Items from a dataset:
= = = = =
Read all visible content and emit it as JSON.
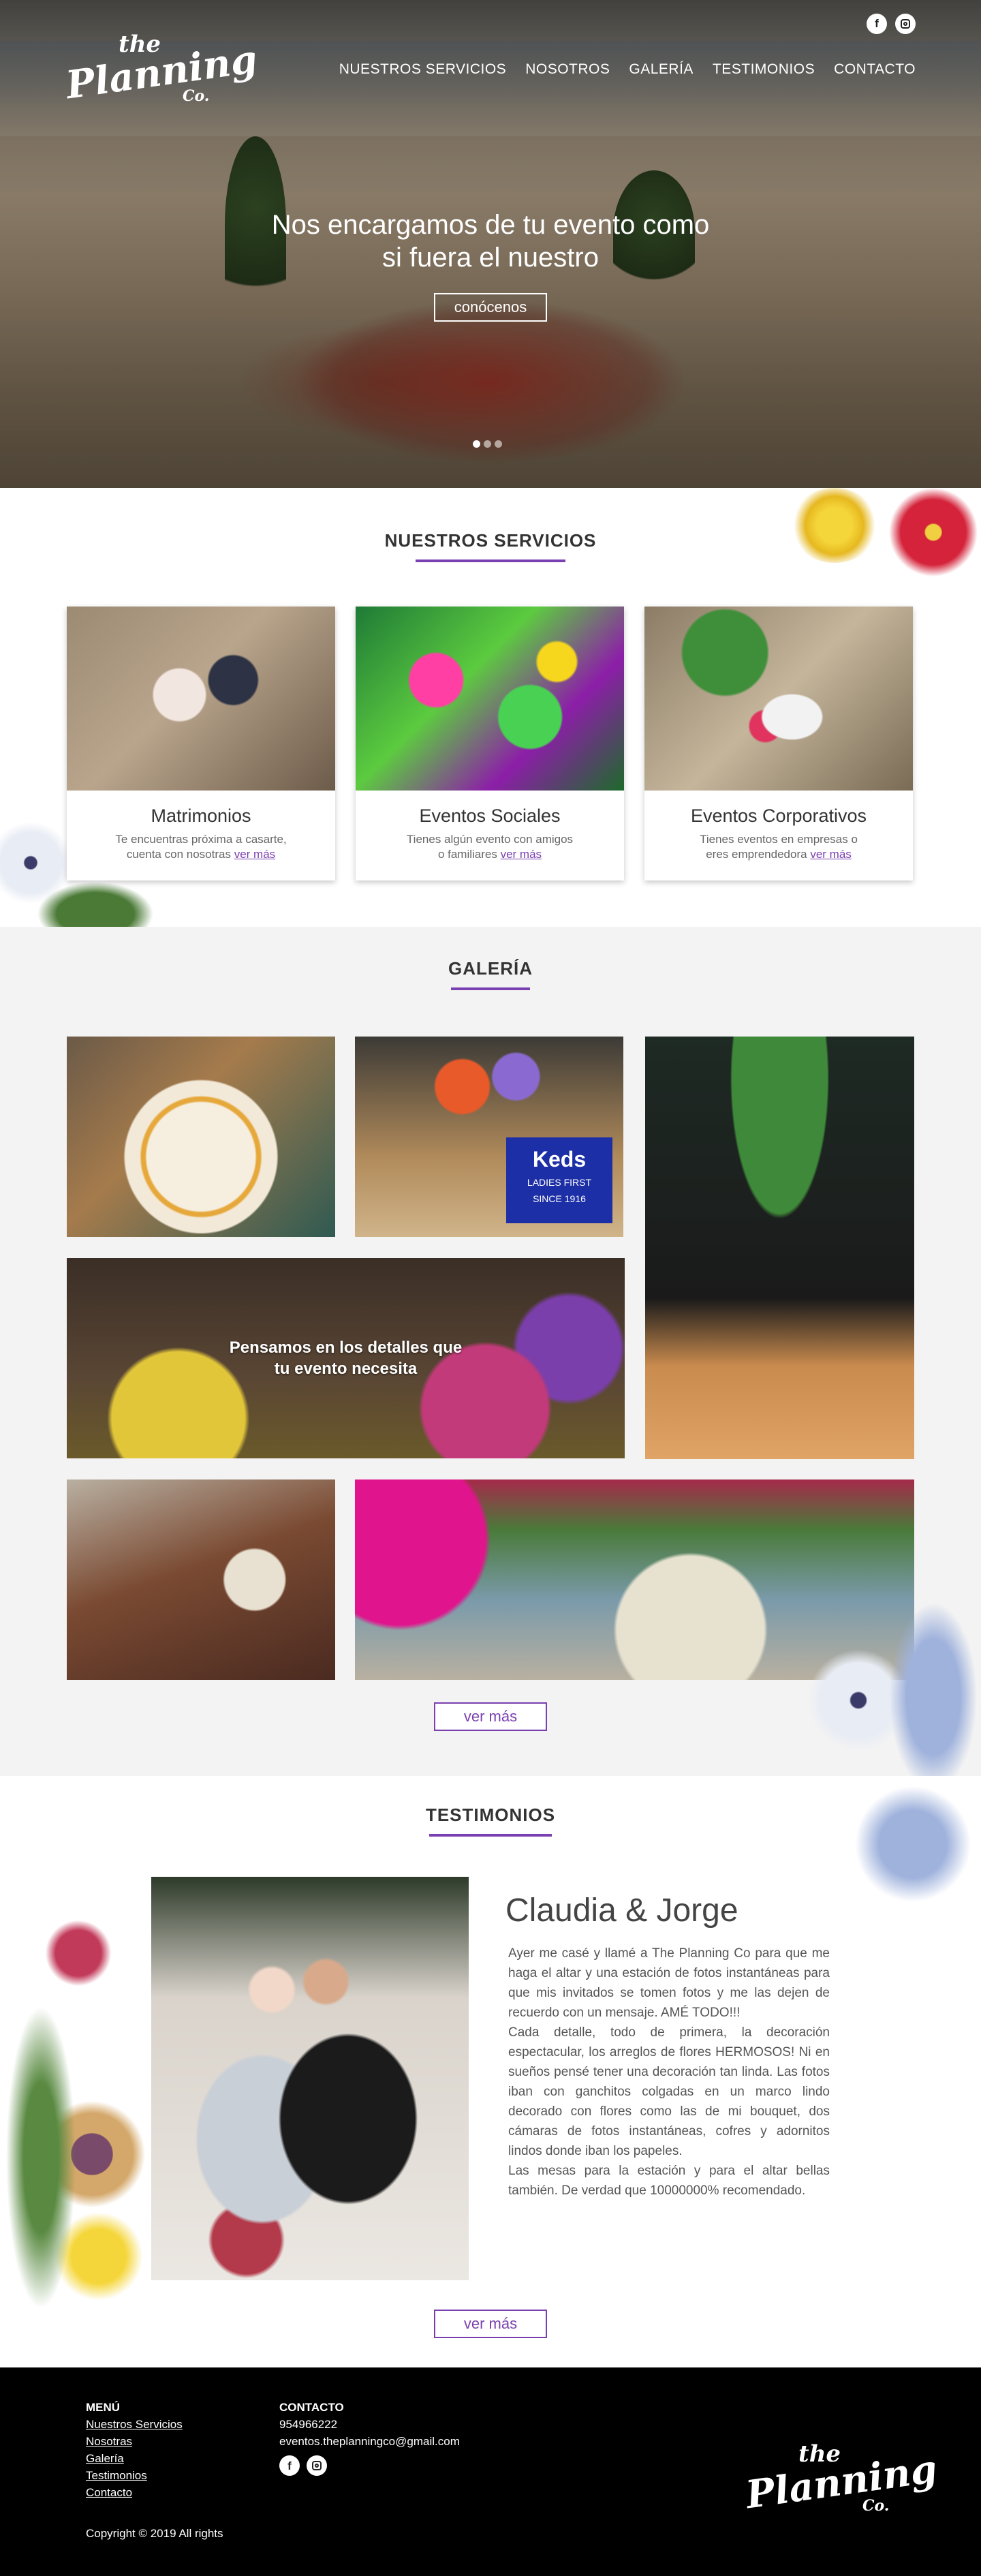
{
  "brand": {
    "logo_line1": "the",
    "logo_line2": "Planning",
    "logo_line3": "Co."
  },
  "social": {
    "facebook_glyph": "f",
    "icons": [
      "facebook-icon",
      "instagram-icon"
    ]
  },
  "nav": {
    "items": [
      {
        "label": "NUESTROS SERVICIOS"
      },
      {
        "label": "NOSOTROS"
      },
      {
        "label": "GALERÍA"
      },
      {
        "label": "TESTIMONIOS"
      },
      {
        "label": "CONTACTO"
      }
    ]
  },
  "hero": {
    "title_line1": "Nos encargamos de tu evento como",
    "title_line2": "si fuera el nuestro",
    "button": "conócenos",
    "slides_count": 3,
    "active_slide": 1
  },
  "services": {
    "title": "NUESTROS SERVICIOS",
    "cards": [
      {
        "title": "Matrimonios",
        "desc_line1": "Te encuentras próxima a casarte,",
        "desc_line2": "cuenta con nosotras",
        "link": "ver más"
      },
      {
        "title": "Eventos Sociales",
        "desc_line1": "Tienes algún evento con amigos",
        "desc_line2": "o familiares",
        "link": "ver más"
      },
      {
        "title": "Eventos Corporativos",
        "desc_line1": "Tienes eventos en empresas o",
        "desc_line2": "eres emprendedora",
        "link": "ver más"
      }
    ]
  },
  "gallery": {
    "title": "GALERÍA",
    "keds_brand": "Keds",
    "keds_line1": "LADIES FIRST",
    "keds_line2": "SINCE 1916",
    "caption_line1": "Pensamos en los detalles que",
    "caption_line2": "tu evento necesita",
    "button": "ver más"
  },
  "testimonials": {
    "title": "TESTIMONIOS",
    "name": "Claudia & Jorge",
    "para1": "Ayer me casé y llamé a The Planning Co para que me haga el altar y una estación de fotos instantáneas para que mis invitados se tomen fotos y me las dejen de recuerdo con un mensaje. AMÉ TODO!!!",
    "para2": "Cada detalle, todo de primera, la decoración espectacular, los arreglos de flores HERMOSOS! Ni en sueños pensé tener una decoración tan linda. Las fotos iban con ganchitos colgadas en un marco lindo decorado con flores como las de mi bouquet, dos cámaras de fotos instantáneas, cofres y adornitos lindos donde iban los papeles.",
    "para3": "Las mesas para la estación y para el altar bellas también. De verdad que 10000000% recomendado.",
    "button": "ver más"
  },
  "footer": {
    "menu_title": "MENÚ",
    "menu_items": [
      "Nuestros Servicios",
      "Nosotras",
      "Galería",
      "Testimonios",
      "Contacto"
    ],
    "contact_title": "CONTACTO",
    "phone": "954966222",
    "email": "eventos.theplanningco@gmail.com",
    "copyright": "Copyright © 2019  All rights"
  },
  "colors": {
    "accent": "#7a3fb0",
    "footer_bg": "#000000",
    "gallery_bg": "#f3f3f3"
  }
}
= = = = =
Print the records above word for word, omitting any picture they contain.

Read all visible content and emit it as JSON.
{
  "brand": {
    "logo_line1": "the",
    "logo_line2": "Planning",
    "logo_line3": "Co."
  },
  "social": {
    "facebook_glyph": "f",
    "icons": [
      "facebook-icon",
      "instagram-icon"
    ]
  },
  "nav": {
    "items": [
      {
        "label": "NUESTROS SERVICIOS"
      },
      {
        "label": "NOSOTROS"
      },
      {
        "label": "GALERÍA"
      },
      {
        "label": "TESTIMONIOS"
      },
      {
        "label": "CONTACTO"
      }
    ]
  },
  "hero": {
    "title_line1": "Nos encargamos de tu evento como",
    "title_line2": "si fuera el nuestro",
    "button": "conócenos",
    "slides_count": 3,
    "active_slide": 1
  },
  "services": {
    "title": "NUESTROS SERVICIOS",
    "cards": [
      {
        "title": "Matrimonios",
        "desc_line1": "Te encuentras próxima a casarte,",
        "desc_line2": "cuenta con nosotras",
        "link": "ver más"
      },
      {
        "title": "Eventos Sociales",
        "desc_line1": "Tienes algún evento con amigos",
        "desc_line2": "o familiares",
        "link": "ver más"
      },
      {
        "title": "Eventos Corporativos",
        "desc_line1": "Tienes eventos en empresas o",
        "desc_line2": "eres emprendedora",
        "link": "ver más"
      }
    ]
  },
  "gallery": {
    "title": "GALERÍA",
    "keds_brand": "Keds",
    "keds_line1": "LADIES FIRST",
    "keds_line2": "SINCE 1916",
    "caption_line1": "Pensamos en los detalles que",
    "caption_line2": "tu evento necesita",
    "button": "ver más"
  },
  "testimonials": {
    "title": "TESTIMONIOS",
    "name": "Claudia & Jorge",
    "para1": "Ayer me casé y llamé a The Planning Co para que me haga el altar y una estación de fotos instantáneas para que mis invitados se tomen fotos y me las dejen de recuerdo con un mensaje. AMÉ TODO!!!",
    "para2": "Cada detalle, todo de primera, la decoración espectacular, los arreglos de flores HERMOSOS! Ni en sueños pensé tener una decoración tan linda. Las fotos iban con ganchitos colgadas en un marco lindo decorado con flores como las de mi bouquet, dos cámaras de fotos instantáneas, cofres y adornitos lindos donde iban los papeles.",
    "para3": "Las mesas para la estación y para el altar bellas también. De verdad que 10000000% recomendado.",
    "button": "ver más"
  },
  "footer": {
    "menu_title": "MENÚ",
    "menu_items": [
      "Nuestros Servicios",
      "Nosotras",
      "Galería",
      "Testimonios",
      "Contacto"
    ],
    "contact_title": "CONTACTO",
    "phone": "954966222",
    "email": "eventos.theplanningco@gmail.com",
    "copyright": "Copyright © 2019  All rights"
  },
  "colors": {
    "accent": "#7a3fb0",
    "footer_bg": "#000000",
    "gallery_bg": "#f3f3f3"
  }
}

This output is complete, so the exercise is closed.